-- Records to use follows --

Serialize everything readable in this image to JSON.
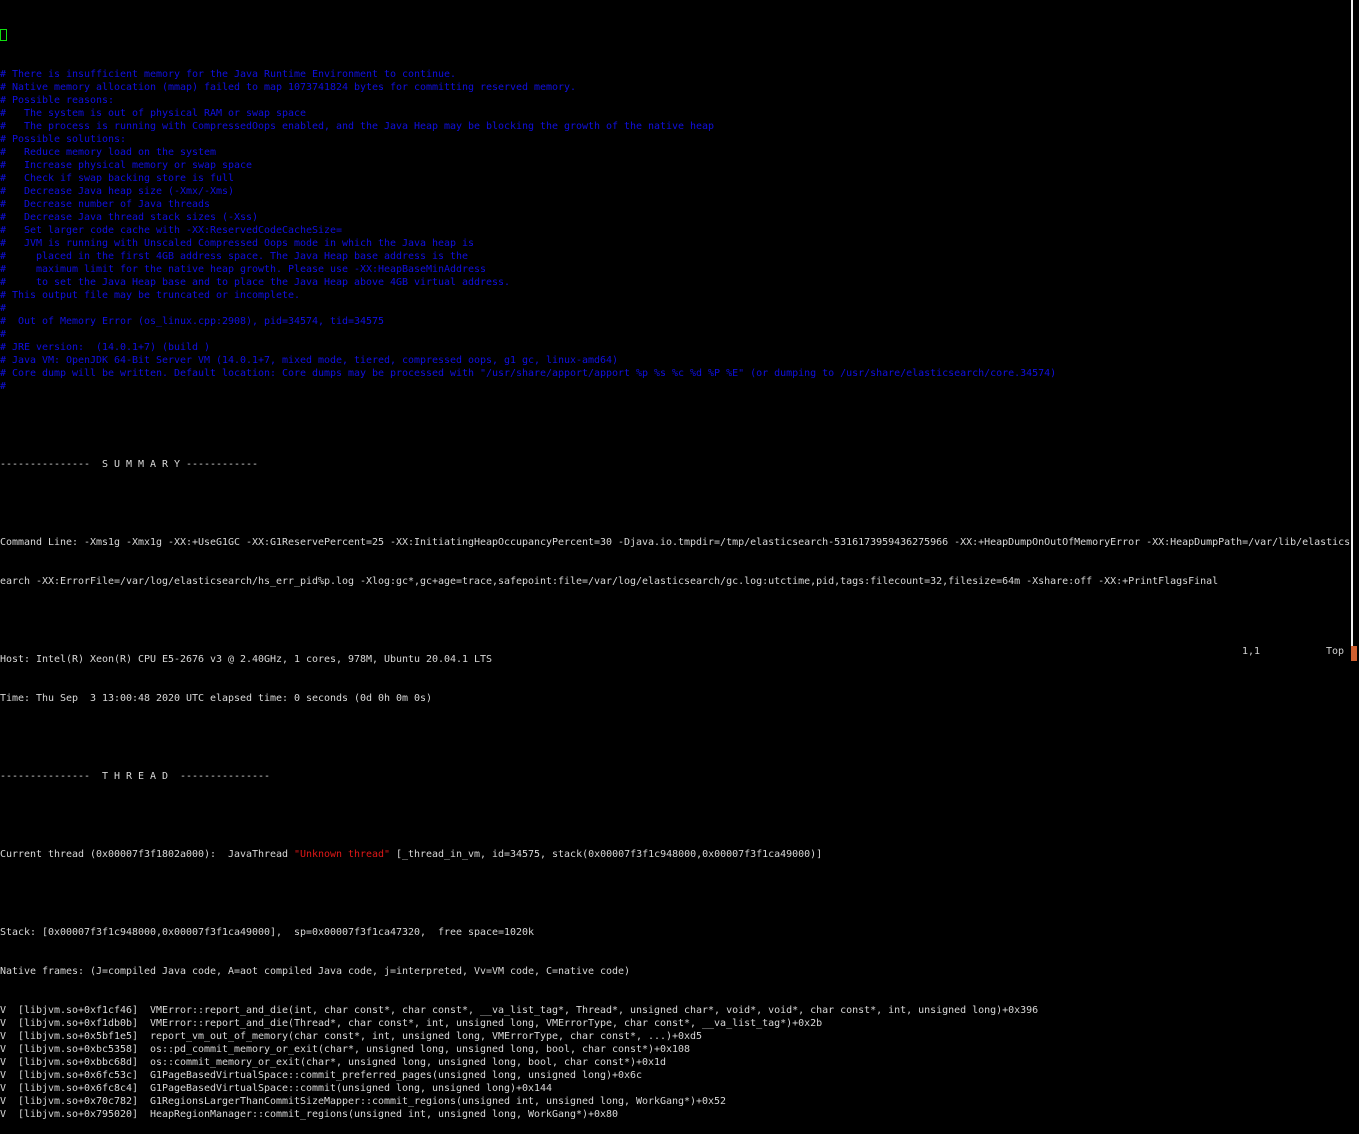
{
  "terminal": {
    "cursor_color": "#10e010",
    "header_comments": [
      "# There is insufficient memory for the Java Runtime Environment to continue.",
      "# Native memory allocation (mmap) failed to map 1073741824 bytes for committing reserved memory.",
      "# Possible reasons:",
      "#   The system is out of physical RAM or swap space",
      "#   The process is running with CompressedOops enabled, and the Java Heap may be blocking the growth of the native heap",
      "# Possible solutions:",
      "#   Reduce memory load on the system",
      "#   Increase physical memory or swap space",
      "#   Check if swap backing store is full",
      "#   Decrease Java heap size (-Xmx/-Xms)",
      "#   Decrease number of Java threads",
      "#   Decrease Java thread stack sizes (-Xss)",
      "#   Set larger code cache with -XX:ReservedCodeCacheSize=",
      "#   JVM is running with Unscaled Compressed Oops mode in which the Java heap is",
      "#     placed in the first 4GB address space. The Java Heap base address is the",
      "#     maximum limit for the native heap growth. Please use -XX:HeapBaseMinAddress",
      "#     to set the Java Heap base and to place the Java Heap above 4GB virtual address.",
      "# This output file may be truncated or incomplete.",
      "#",
      "#  Out of Memory Error (os_linux.cpp:2908), pid=34574, tid=34575",
      "#",
      "# JRE version:  (14.0.1+7) (build )",
      "# Java VM: OpenJDK 64-Bit Server VM (14.0.1+7, mixed mode, tiered, compressed oops, g1 gc, linux-amd64)",
      "# Core dump will be written. Default location: Core dumps may be processed with \"/usr/share/apport/apport %p %s %c %d %P %E\" (or dumping to /usr/share/elasticsearch/core.34574)",
      "#"
    ],
    "summary_header": "---------------  S U M M A R Y ------------",
    "command_line_1": "Command Line: -Xms1g -Xmx1g -XX:+UseG1GC -XX:G1ReservePercent=25 -XX:InitiatingHeapOccupancyPercent=30 -Djava.io.tmpdir=/tmp/elasticsearch-5316173959436275966 -XX:+HeapDumpOnOutOfMemoryError -XX:HeapDumpPath=/var/lib/elastics",
    "command_line_2": "earch -XX:ErrorFile=/var/log/elasticsearch/hs_err_pid%p.log -Xlog:gc*,gc+age=trace,safepoint:file=/var/log/elasticsearch/gc.log:utctime,pid,tags:filecount=32,filesize=64m -Xshare:off -XX:+PrintFlagsFinal",
    "host": "Host: Intel(R) Xeon(R) CPU E5-2676 v3 @ 2.40GHz, 1 cores, 978M, Ubuntu 20.04.1 LTS",
    "time": "Time: Thu Sep  3 13:00:48 2020 UTC elapsed time: 0 seconds (0d 0h 0m 0s)",
    "thread_header": "---------------  T H R E A D  ---------------",
    "current_thread_prefix": "Current thread (0x00007f3f1802a000):  JavaThread ",
    "current_thread_name": "\"Unknown thread\"",
    "current_thread_suffix": " [_thread_in_vm, id=34575, stack(0x00007f3f1c948000,0x00007f3f1ca49000)]",
    "stack": "Stack: [0x00007f3f1c948000,0x00007f3f1ca49000],  sp=0x00007f3f1ca47320,  free space=1020k",
    "native_frames": "Native frames: (J=compiled Java code, A=aot compiled Java code, j=interpreted, Vv=VM code, C=native code)",
    "frames": [
      "V  [libjvm.so+0xf1cf46]  VMError::report_and_die(int, char const*, char const*, __va_list_tag*, Thread*, unsigned char*, void*, void*, char const*, int, unsigned long)+0x396",
      "V  [libjvm.so+0xf1db0b]  VMError::report_and_die(Thread*, char const*, int, unsigned long, VMErrorType, char const*, __va_list_tag*)+0x2b",
      "V  [libjvm.so+0x5bf1e5]  report_vm_out_of_memory(char const*, int, unsigned long, VMErrorType, char const*, ...)+0xd5",
      "V  [libjvm.so+0xbc5358]  os::pd_commit_memory_or_exit(char*, unsigned long, unsigned long, bool, char const*)+0x108",
      "V  [libjvm.so+0xbbc68d]  os::commit_memory_or_exit(char*, unsigned long, unsigned long, bool, char const*)+0x1d",
      "V  [libjvm.so+0x6fc53c]  G1PageBasedVirtualSpace::commit_preferred_pages(unsigned long, unsigned long)+0x6c",
      "V  [libjvm.so+0x6fc8c4]  G1PageBasedVirtualSpace::commit(unsigned long, unsigned long)+0x144",
      "V  [libjvm.so+0x70c782]  G1RegionsLargerThanCommitSizeMapper::commit_regions(unsigned int, unsigned long, WorkGang*)+0x52",
      "V  [libjvm.so+0x795020]  HeapRegionManager::commit_regions(unsigned int, unsigned long, WorkGang*)+0x80"
    ]
  },
  "status_line": {
    "position": "1,1",
    "scroll": "Top"
  }
}
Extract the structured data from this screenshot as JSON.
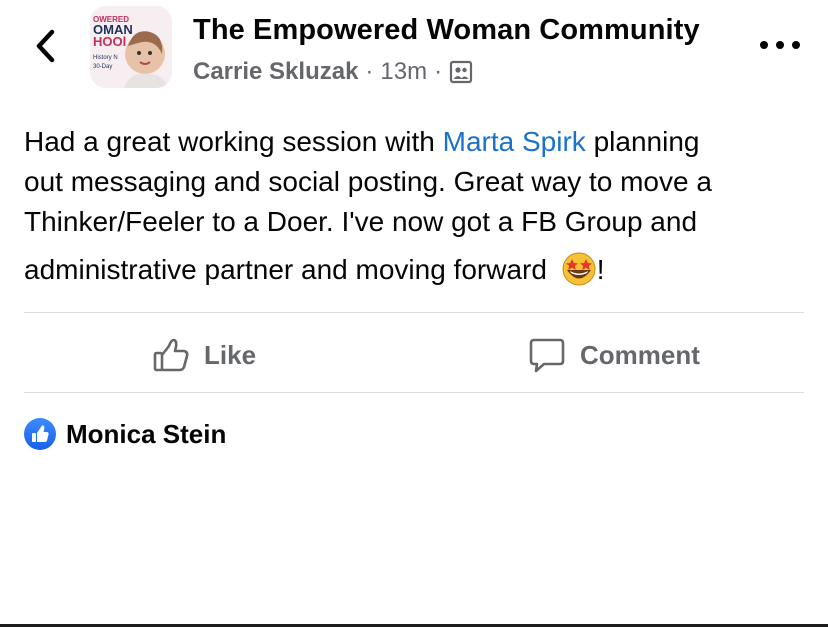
{
  "header": {
    "back_icon": "chevron-left-icon",
    "avatar_text": {
      "line1": "OWERED",
      "line2": "OMAN",
      "line3": "HOOl",
      "line4": "History N",
      "line5": "30-Day"
    },
    "group_name": "The Empowered Woman Community",
    "author": "Carrie Skluzak",
    "separator": "·",
    "time_ago": "13m",
    "audience_icon": "group-icon",
    "more_icon": "more-horizontal-icon"
  },
  "post": {
    "line1_before": "Had a great working session with ",
    "mention": "Marta Spirk",
    "line1_after": " planning",
    "line2": "out messaging and social posting.  Great way to move a",
    "line3": "Thinker/Feeler to a Doer. I've now got a FB Group and",
    "line4_text": "administrative partner and moving forward ",
    "line4_emoji": "star-struck-emoji",
    "line4_end": "!"
  },
  "actions": {
    "like_label": "Like",
    "like_icon": "thumbs-up-outline-icon",
    "comment_label": "Comment",
    "comment_icon": "speech-bubble-icon"
  },
  "reactions": {
    "icon": "like-reaction-icon",
    "name": "Monica Stein"
  },
  "colors": {
    "mention": "#1a73c9",
    "secondary_text": "#65676b",
    "divider": "#dadde1",
    "like_badge": "#1877f2"
  }
}
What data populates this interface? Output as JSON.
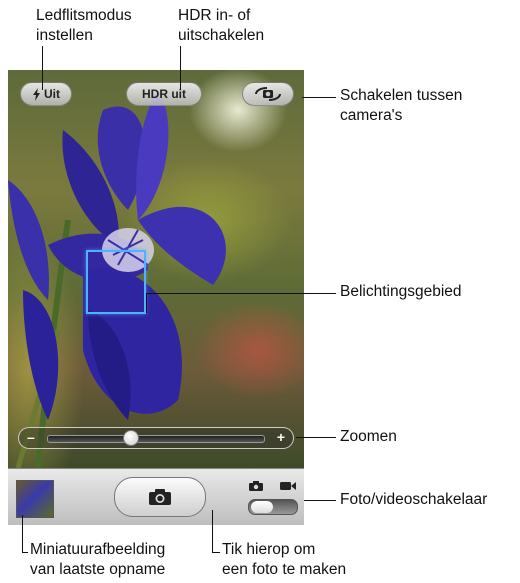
{
  "callouts": {
    "flash": [
      "Ledflitsmodus",
      "instellen"
    ],
    "hdr": [
      "HDR in- of",
      "uitschakelen"
    ],
    "switch_camera": [
      "Schakelen tussen",
      "camera's"
    ],
    "exposure": "Belichtingsgebied",
    "zoom": "Zoomen",
    "photo_video": "Foto/videoschakelaar",
    "thumbnail": [
      "Miniatuurafbeelding",
      "van laatste opname"
    ],
    "shutter": [
      "Tik hierop om",
      "een foto te maken"
    ]
  },
  "camera": {
    "flash_label": "Uit",
    "hdr_label": "HDR uit",
    "zoom_minus": "–",
    "zoom_plus": "+",
    "zoom_level": 0.39,
    "mode": "photo"
  },
  "icons": {
    "flash": "lightning-icon",
    "switch_camera": "camera-rotate-icon",
    "shutter": "camera-icon",
    "photo_mode": "camera-icon",
    "video_mode": "video-camera-icon"
  },
  "colors": {
    "focus_box": "#4fb2ff",
    "toolbar": "#d4d4d4"
  }
}
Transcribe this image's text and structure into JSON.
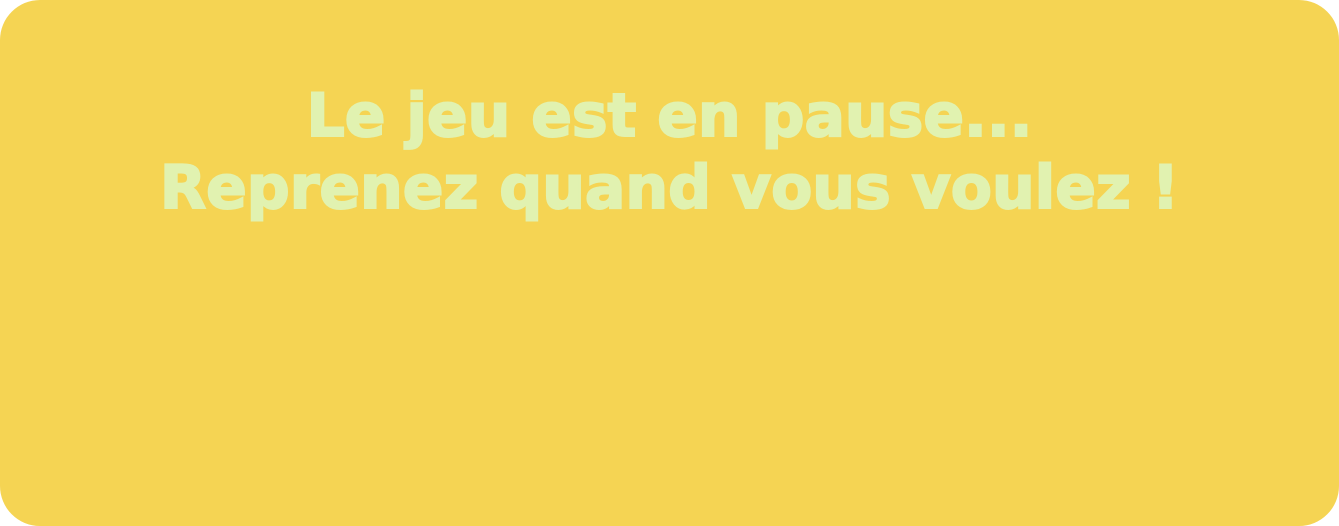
{
  "pause_screen": {
    "line1": "Le jeu est en pause...",
    "line2": "Reprenez quand vous voulez !"
  },
  "colors": {
    "panel_background": "#f5d453",
    "text": "#e1f2b0"
  }
}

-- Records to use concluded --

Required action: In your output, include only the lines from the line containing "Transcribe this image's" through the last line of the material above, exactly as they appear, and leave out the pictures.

Task result:
Transcribe this image's text and structure into JSON.
{
  "pause_screen": {
    "line1": "Le jeu est en pause...",
    "line2": "Reprenez quand vous voulez !"
  },
  "colors": {
    "panel_background": "#f5d453",
    "text": "#e1f2b0"
  }
}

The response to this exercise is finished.